Will classes be on Google Meets again?

No, we are moving to Zoom for online classes. 

How will my filmmaking assignments be different?

We are planning for a Phase 2 semester (though we will be ready for Phase 3, if September brings that). That means that while there will be more online instruction we see the courses as “hybrid,” which means that, as much as possible, and considering safety and health, we will gather in classes, face-to-face, in real time in groups of four. We’re thinking of all the ways to teach you to develop your voice as a filmmaker so that the assignments recognize Covid-19 as one of the assignment constraints. And the thing is, Hollywood – and Bollywood, and New York, and Taiwan, and around the world – filmmakers everywhere are having these conversations: what does the creative act look like, what is a film story in the A.C. (After Covid) world? What are the new stories that must be told, in here, by you?

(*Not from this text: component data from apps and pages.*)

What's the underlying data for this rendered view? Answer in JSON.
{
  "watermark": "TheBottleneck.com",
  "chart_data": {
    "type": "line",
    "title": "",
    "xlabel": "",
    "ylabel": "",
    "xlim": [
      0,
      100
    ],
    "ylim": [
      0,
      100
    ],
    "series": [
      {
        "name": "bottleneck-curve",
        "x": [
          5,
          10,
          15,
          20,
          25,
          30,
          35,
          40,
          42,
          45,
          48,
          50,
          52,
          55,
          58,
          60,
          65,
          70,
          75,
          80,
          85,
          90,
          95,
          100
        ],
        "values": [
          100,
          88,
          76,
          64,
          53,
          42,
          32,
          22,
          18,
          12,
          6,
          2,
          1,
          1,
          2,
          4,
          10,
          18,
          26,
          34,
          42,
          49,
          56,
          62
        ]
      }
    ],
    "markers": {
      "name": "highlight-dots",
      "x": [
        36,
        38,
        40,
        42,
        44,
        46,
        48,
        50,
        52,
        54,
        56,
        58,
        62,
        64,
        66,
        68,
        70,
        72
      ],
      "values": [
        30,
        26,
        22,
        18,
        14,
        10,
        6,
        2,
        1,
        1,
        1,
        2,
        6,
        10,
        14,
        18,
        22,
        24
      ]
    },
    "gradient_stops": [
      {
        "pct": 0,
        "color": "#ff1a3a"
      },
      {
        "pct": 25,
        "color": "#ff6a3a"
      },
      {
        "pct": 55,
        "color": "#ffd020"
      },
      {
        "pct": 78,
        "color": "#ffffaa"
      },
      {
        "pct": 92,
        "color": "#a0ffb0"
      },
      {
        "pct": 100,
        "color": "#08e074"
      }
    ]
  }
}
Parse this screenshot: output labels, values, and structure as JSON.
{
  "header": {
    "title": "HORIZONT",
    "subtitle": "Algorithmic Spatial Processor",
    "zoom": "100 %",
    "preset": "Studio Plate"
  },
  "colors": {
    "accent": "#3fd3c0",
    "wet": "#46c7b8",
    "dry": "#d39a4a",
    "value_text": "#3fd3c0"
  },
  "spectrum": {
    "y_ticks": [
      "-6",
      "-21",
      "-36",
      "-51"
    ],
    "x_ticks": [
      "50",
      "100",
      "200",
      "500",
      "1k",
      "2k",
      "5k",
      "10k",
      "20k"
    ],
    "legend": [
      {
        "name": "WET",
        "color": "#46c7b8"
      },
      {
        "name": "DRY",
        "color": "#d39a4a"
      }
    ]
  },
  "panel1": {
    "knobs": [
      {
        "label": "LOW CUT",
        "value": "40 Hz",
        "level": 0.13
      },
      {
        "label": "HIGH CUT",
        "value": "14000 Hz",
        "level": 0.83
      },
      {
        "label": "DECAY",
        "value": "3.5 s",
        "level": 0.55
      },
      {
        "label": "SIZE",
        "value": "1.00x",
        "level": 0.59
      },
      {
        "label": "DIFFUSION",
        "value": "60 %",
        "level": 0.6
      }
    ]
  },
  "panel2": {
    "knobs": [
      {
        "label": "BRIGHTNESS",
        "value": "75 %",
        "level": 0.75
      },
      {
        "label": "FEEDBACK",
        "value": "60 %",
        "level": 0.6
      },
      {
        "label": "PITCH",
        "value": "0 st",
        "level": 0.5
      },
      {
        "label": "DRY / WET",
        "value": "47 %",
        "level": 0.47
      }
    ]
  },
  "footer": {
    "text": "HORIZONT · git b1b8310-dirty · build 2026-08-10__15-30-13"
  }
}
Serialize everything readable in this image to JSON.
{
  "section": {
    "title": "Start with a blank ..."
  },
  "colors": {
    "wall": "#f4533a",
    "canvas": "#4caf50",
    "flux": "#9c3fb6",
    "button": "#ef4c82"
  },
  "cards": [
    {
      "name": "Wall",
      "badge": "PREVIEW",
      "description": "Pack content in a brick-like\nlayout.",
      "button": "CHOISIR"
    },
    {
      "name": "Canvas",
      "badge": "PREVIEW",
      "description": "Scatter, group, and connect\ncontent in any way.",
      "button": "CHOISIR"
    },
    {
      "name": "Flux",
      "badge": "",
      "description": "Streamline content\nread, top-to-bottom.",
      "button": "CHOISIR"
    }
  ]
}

What will Fall 2020 classes look like?

Here are a few examples:

One Film class we are offering is Introduction to Narrative Film, a filmmaking course for second-year students that covers fiction and non-fiction. Covid-19, with its guidelines for separation and contact, will be one of the creative constraints we use, which will mean learning to work in small, nimble crews of no more than four, and probably, in part, fashioning stories from the hive world of the screen as it intersects with the wide open world (still, out there) under the sun. Students will continue to develop the collaborative making skills they learned in the spring by rotating among major creative roles: director, cinematographer, producer, editor. Some of the homework will involve listening in on this (new) world. 

Visual Storytelling is a first-year course that teaches students how to see, and this, along with another first-year course, Essential Tools, will have perhaps the most face-to-face contact time built into them. Students in these courses will be introduced to the basics of light, lenses, and editing, but also how to use spaces and lines (and things off-screen) inside the movie frame to help build emotion. The hands-on work will be enabled by access to the Equipment Library, which has developed a strong no-contact routine for borrowing and returning lights, cameras, and sound-recording equipment.

One upper division course we are offering in the Fall is Complex Narrative, a writing class that explores ways students might develop characters with hidden motives to produce a greater sense of story thickness, or how they might introduce a new character whose role in the story is charged but mysterious. What is the value of simply (but not really simply) observing things for a considerable time without dialogue? The Film department will make good use in this class, as in the others, of the new learning tool, Panopto, with its capacity to store a library of images and sequence and edit them. Throughout the semester, faculty will make film essays about complex scenes, sequences, and stories, too, by combining work from films that demonstrate it and voiceover commentary that guides student learning. The essays are new to the department and will be brief (6-9 minutes), trenchant, and, we hope, useable tools for students to learn. Each week there will be a rotation of activities (writing, analyzing, reading, critiquing) and each week a rotation of students learning ‘live’ in the classroom.

Experimental Film, a second-year course, is the poetry wing of filmmaking, which means more individual work than in other film forms. This class plans to take the constituent parts of film – sound and image – to explore non-narrative aspects of filmmaking. The first assignment will begin with students taking long, silent takes of close-ups of parts of the world. The second part of the assignment will involve adding sound, but that is secret for now (but the sounds will combine work the faculty member has uploaded to Panopto and work the student has recorded using Cornish’s excellent sound recording equipment). (Yes, you will get a full review of how to record sounds accurately!)

In Film Language students will learn how films are put together to make emotions and meanings. In Film Noir they will study how the world of rain, shadows, crime, and trespass asks us to think about order and disorder in the world. (How timely!)